Date of Award
Doctor of Philosophy (PhD)
Electrical Engineering and Computer Science
data collection, network analysis, network crawling, network sampling, social network mining
In recent years, researchers have increasingly used OSN data to study human behavior. Before such a study can begin, one must first obtain appropriate data. A platform, e.g, Facebook or Twitter, may provide an API for accessing data, but such APIs are often ratelimited, restricting the amount of data that an individual collects in a given amount of time. In order for the data collector to efficiently collect data, she needs to make intelligent use of her limited budget. Therefore, when collecting data, efficiency is extremely important. We consider the problem of network sampling through crawling, in which the data collectors have no knowledge of the network of interest except the identity of a starting node. The data collector can expand the observed sample by querying an observed node. While the network science literature has proposed numerous network crawling methods, it is not always easy for the data collector to select an appropriate method: methods that are successful on one network may fail on other networks.
Here, we show that the performance of network crawling methods is highly dependent on the network structural properties. We identify three important network properties: community separation, average community size, and node degree. In addition, we provide guidelines to data collectors on how to select an appropriate crawling method for a particular network. Secondly, we propose a novel crawling algorithm, called DE-Crawler, and demonstrate that it performs the best across different network domains. Lastly, we consider the scenario in which there is are errors in the data collection process. These errors then lead to errors in a subsequent analysis task. Therefore, it is important for a data analyst to know if a collected sample is trustworthy. We introduce a robustness measure called sampling robustness, which measures how robust a network is under random edge deletion with respect to sampling.
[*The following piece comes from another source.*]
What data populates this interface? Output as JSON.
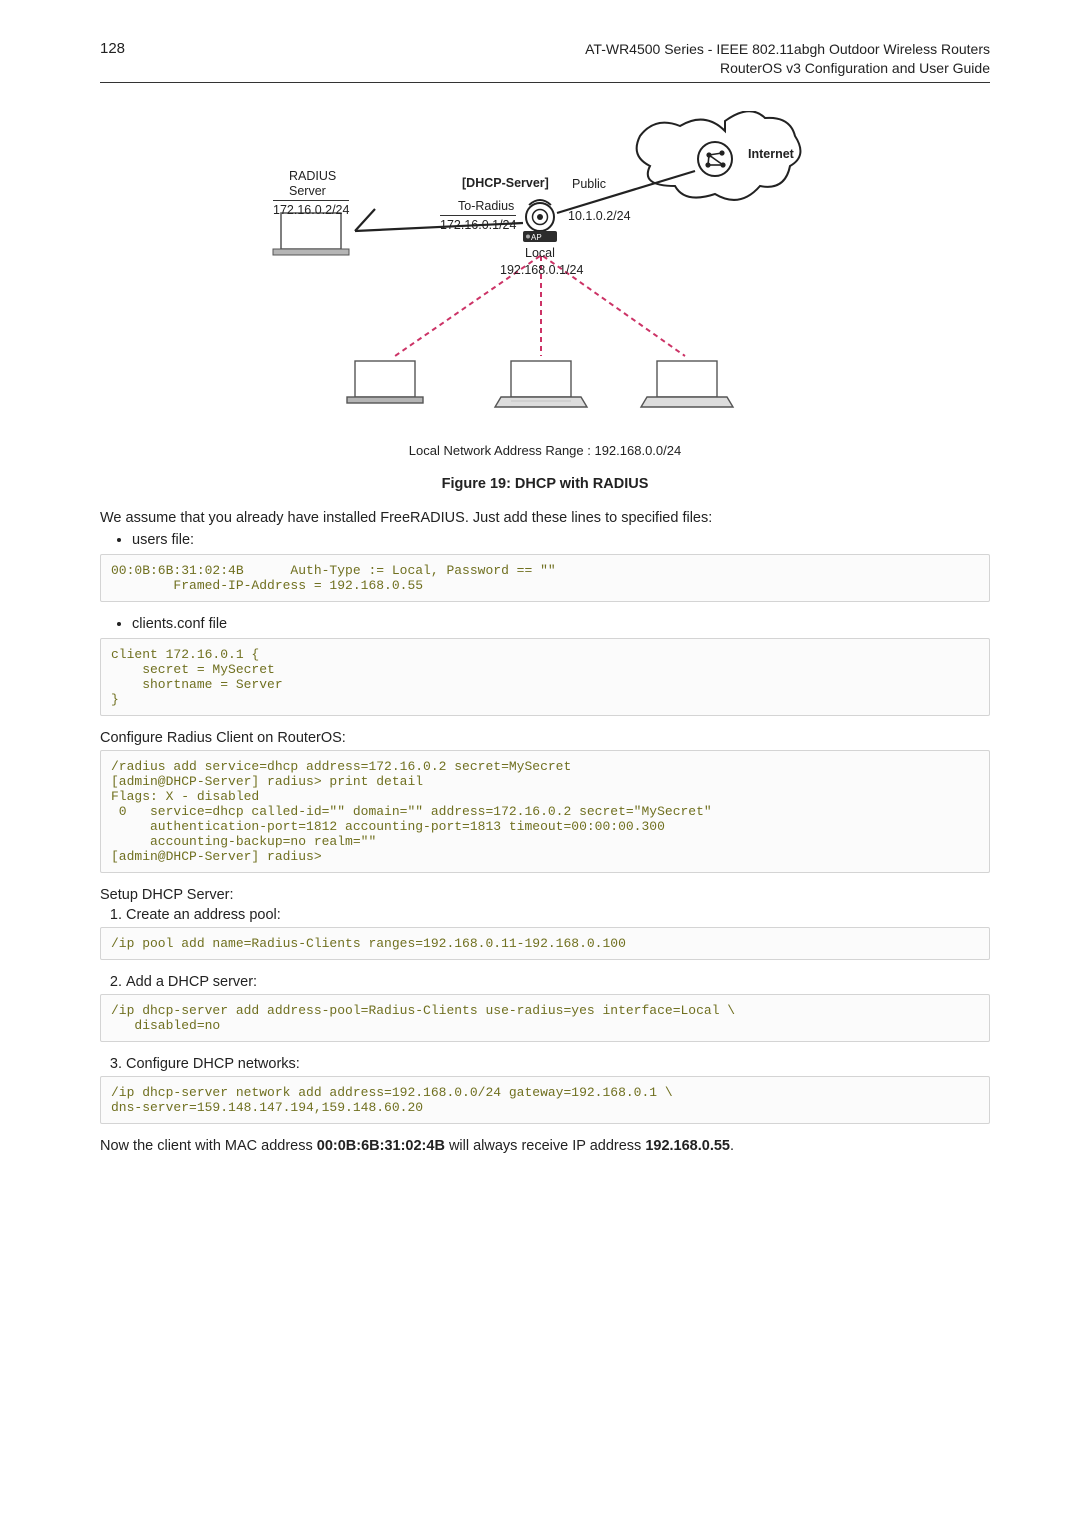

We demonstrate that sampling robustness highly depends on the network properties and users can estimate sampling robustness from the obtained sample.
Areekijseree, Katchaguy, "Network Sampling through Crawling" (2019). Dissertations - ALL. 1108.